Ophiosphaerella agrostis, the causal agent of dead spot of creeping bentgrass (Agrostis stolonifera), can produce prodigious numbers of pseudothecia and ascospores throughout the summer. The environmental conditions and seasonal timings associated with O. agrostis ascospore release are unknown. The objectives of this research were to (i) determine the influence of light and relative humidity on ascospore release in a controlled environment, (ii) document the seasonal and daily discharge patterns of ascospores in the field, and (iii) elucidate environmental conditions that promote ascospore release under field conditions. In a growth chamber, a sharp decrease (100 to ≈50%; 25°C) in relative humidity resulted in a rapid (1- to 3-h) discharge of ascospores, regardless of whether pseudothecia were incubated in constant light or dark. In the field, daily ascospore release increased between 1900 and 2300 h and again between 0700 and 1000 h local time. The release of ascospores occurred primarily during the early morning hours when relative humidity was decreasing and the canopy began to dry, or during evening hours when relative humidity was low and dew began to form.

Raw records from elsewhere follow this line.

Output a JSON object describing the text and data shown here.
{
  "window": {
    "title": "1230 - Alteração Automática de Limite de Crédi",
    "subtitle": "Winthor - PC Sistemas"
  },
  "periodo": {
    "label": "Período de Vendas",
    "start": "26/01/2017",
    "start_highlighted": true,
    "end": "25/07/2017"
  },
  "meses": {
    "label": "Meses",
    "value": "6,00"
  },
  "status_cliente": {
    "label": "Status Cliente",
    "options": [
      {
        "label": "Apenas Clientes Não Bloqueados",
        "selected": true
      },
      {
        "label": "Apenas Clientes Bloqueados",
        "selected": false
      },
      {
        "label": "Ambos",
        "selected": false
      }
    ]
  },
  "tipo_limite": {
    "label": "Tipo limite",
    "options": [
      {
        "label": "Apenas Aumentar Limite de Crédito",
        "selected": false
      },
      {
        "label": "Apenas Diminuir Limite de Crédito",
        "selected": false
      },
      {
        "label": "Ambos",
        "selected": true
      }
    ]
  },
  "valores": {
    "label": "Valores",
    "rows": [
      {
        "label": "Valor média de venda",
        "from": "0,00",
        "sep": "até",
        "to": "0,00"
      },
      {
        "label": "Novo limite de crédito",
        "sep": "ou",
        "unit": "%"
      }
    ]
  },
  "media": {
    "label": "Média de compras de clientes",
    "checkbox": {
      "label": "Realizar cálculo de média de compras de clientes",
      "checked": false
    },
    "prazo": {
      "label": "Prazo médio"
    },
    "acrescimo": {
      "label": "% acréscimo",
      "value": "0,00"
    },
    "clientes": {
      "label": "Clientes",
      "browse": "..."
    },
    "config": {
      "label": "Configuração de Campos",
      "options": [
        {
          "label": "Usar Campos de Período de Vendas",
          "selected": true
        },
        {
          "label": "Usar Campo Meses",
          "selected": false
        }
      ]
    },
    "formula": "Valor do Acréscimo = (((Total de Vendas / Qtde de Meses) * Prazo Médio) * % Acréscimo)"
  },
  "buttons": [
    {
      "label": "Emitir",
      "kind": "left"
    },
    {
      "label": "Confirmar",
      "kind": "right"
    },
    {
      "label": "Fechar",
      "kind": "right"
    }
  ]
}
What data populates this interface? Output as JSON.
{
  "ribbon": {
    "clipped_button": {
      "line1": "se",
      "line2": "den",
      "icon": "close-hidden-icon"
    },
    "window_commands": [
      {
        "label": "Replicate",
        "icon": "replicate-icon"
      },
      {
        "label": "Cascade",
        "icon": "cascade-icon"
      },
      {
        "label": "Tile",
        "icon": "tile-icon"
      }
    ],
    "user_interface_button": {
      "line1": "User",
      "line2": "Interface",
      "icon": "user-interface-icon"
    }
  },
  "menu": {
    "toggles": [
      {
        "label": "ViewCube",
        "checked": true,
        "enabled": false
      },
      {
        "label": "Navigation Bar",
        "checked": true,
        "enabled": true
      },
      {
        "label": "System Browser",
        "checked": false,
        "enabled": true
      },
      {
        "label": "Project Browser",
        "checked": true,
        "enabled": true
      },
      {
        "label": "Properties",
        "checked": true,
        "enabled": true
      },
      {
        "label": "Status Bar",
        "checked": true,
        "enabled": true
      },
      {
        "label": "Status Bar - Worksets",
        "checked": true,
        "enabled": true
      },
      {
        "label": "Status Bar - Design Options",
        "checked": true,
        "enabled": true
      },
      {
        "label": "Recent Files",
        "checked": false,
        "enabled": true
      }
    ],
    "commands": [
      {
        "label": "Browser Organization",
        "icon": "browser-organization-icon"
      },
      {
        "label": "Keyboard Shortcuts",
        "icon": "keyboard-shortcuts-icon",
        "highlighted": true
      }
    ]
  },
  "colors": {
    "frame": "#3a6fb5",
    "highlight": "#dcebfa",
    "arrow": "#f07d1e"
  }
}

Few ascospores were released between 1100 and 1800 h when the bentgrass canopy was dry. The release of ascospores also was triggered by precipitation. Of the ascospores collected during precipitation events, 87% occurred within 10 h of the beginning of each event.

Additional keyword: turfgrass .

© 2005 The American Phytopathological Society